“Did you let him borrow it?”
“So, what can you learn from that?”
I continue, “You should learn that you can’t trust him to return the things you let him borrow, right?”
“What is it?”, I ask.
“This means no more books?”
“… You’ll just have to earn the next one,” I decided, “it’s getting dark, do you want me to walk you home?”
“No, Miss! I’ll be fine!” she said gleefully as she walked toward the gate.
That was the moment I realized that I loved this girl. She has such charisma! As time passed she let me learn more about her little by little. Her walls finally came down enough to illuminate a defining aspect of her life.
On Mother’s Day weekend of this past year, our after school program put on a fundraiser and sold holiday-themed cupcakes. It was a huge success among the students, my guess is that most of the kids bought the cupcakes and gobbled them up before they left school for the day, which is fine, too. The cupcakes cost the equivalent of $1 USD.
At the end of the day, Ruth approached me with her best businesswoman persona and requested matter-of-factly:
“Miss, I would like a cupcake credit, please.”
“A cupcake credit?”
“Yes, Mother’s Day is this weekend so I need the cupcake now, but I don’t have the money for it on me now, so I can pay you back when I get the money.”
“Oh,” I say, “well, of course you can have a cupcake credit. I won’t forget so neither can you!”
I watched as she chose a cupcake to her liking and told her to have a good walk home. As she walked away, so proud to be giving her mother that tiny pastry, I realized how much respect I had for her, as well as how much she and her family must struggle financially. I thought of her two little siblings staring quietly up at me. The most infuriating thing about it is that it’s obviously not her fault, but being the eldest sibling she visibly carries a lot of responsibilities for her brother and sister.
Throughout our friendship, I discovered that she and her family live down a hill, behind a wall of trees and out of sight. Their home is just not good enough for what they deserve and what I desperately want for them. And, there is a significant number of men, women, and children on the surrounding hills that live in similar arrangements. There are houses all around that are concrete structures either with multiple floors or on massive stilts that will keep you dry and shaded during the two main seasons. Yet, where she is standing, none of these comfortable houses could be hers. She’s just stuck with what she’s got and I’m stuck knowing that she could have better.
The moral of this story is that we have so much to give each other. I sit here on my laptop in my own bedroom, with a college degree and a promising future while she sits there in the country I left waiting for life to continue rolling along. She taught me so much about tenacity, passion, and unknowingly, perspective, just by allowing me to get to know her. In return, I gave her learning materials and with luck, hope that the future will be brighter than the past.

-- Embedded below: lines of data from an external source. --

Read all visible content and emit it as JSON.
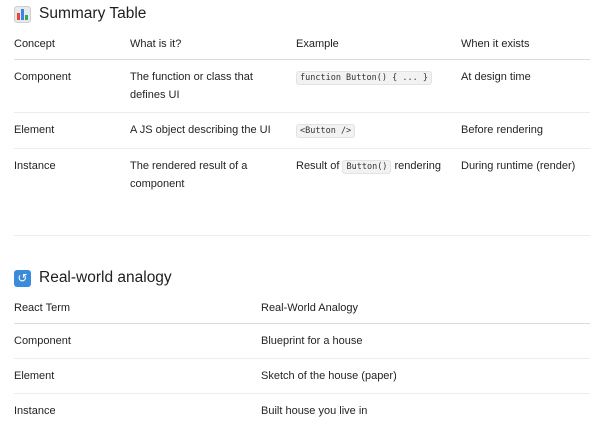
{
  "summary": {
    "title": "Summary Table",
    "icon": "bar-chart-icon",
    "headers": [
      "Concept",
      "What is it?",
      "Example",
      "When it exists"
    ],
    "rows": [
      {
        "concept": "Component",
        "what": "The function or class that defines UI",
        "example_code": "function Button() { ... }",
        "when": "At design time"
      },
      {
        "concept": "Element",
        "what": "A JS object describing the UI",
        "example_code": "<Button />",
        "when": "Before rendering"
      },
      {
        "concept": "Instance",
        "what": "The rendered result of a component",
        "example_prefix": "Result of",
        "example_code": "Button()",
        "example_suffix": "rendering",
        "when": "During runtime (render)"
      }
    ]
  },
  "analogy": {
    "title": "Real-world analogy",
    "icon": "repeat-icon",
    "headers": [
      "React Term",
      "Real-World Analogy"
    ],
    "rows": [
      {
        "term": "Component",
        "analogy": "Blueprint for a house"
      },
      {
        "term": "Element",
        "analogy": "Sketch of the house (paper)"
      },
      {
        "term": "Instance",
        "analogy": "Built house you live in"
      }
    ]
  }
}
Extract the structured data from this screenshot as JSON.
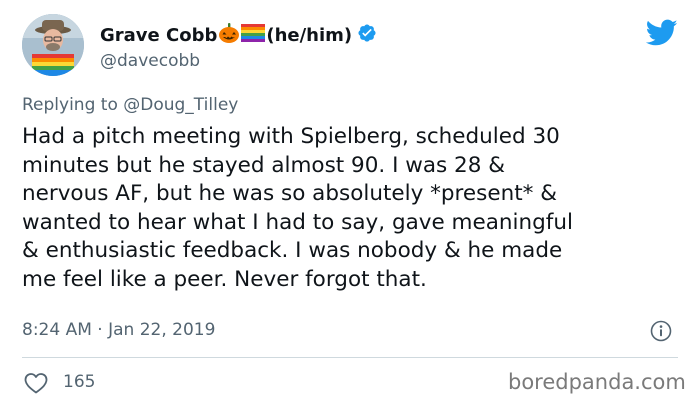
{
  "tweet": {
    "author": {
      "display_name": "Grave Cobb",
      "name_emojis": [
        "pumpkin-emoji",
        "rainbow-flag-emoji"
      ],
      "pronouns": "(he/him)",
      "verified": true,
      "handle": "@davecobb"
    },
    "reply_prefix": "Replying to ",
    "reply_to": "@Doug_Tilley",
    "text_lines": [
      "Had a pitch meeting with Spielberg, scheduled 30",
      "minutes but he stayed almost 90. I was 28 &",
      "nervous AF, but he was so absolutely *present* &",
      "wanted to hear what I had to say, gave meaningful",
      "& enthusiastic feedback. I was nobody & he made",
      "me feel like a peer. Never forgot that."
    ],
    "timestamp": "8:24 AM · Jan 22, 2019",
    "like_count": "165"
  },
  "watermark": "boredpanda.com",
  "colors": {
    "twitter_blue": "#1d9bf0",
    "text_primary": "#0f1419",
    "text_secondary": "#536471"
  },
  "icons": {
    "brand": "twitter-bird-icon",
    "verified": "verified-badge-icon",
    "info": "info-icon",
    "like": "heart-icon"
  }
}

Living in a developed country, I go through the motions of life with these constant reminders of how much I have to give and how much I have to learn. I wish everybody realized how much they have to give, how much they have to learn, and acted on it to- little by little- help save the world.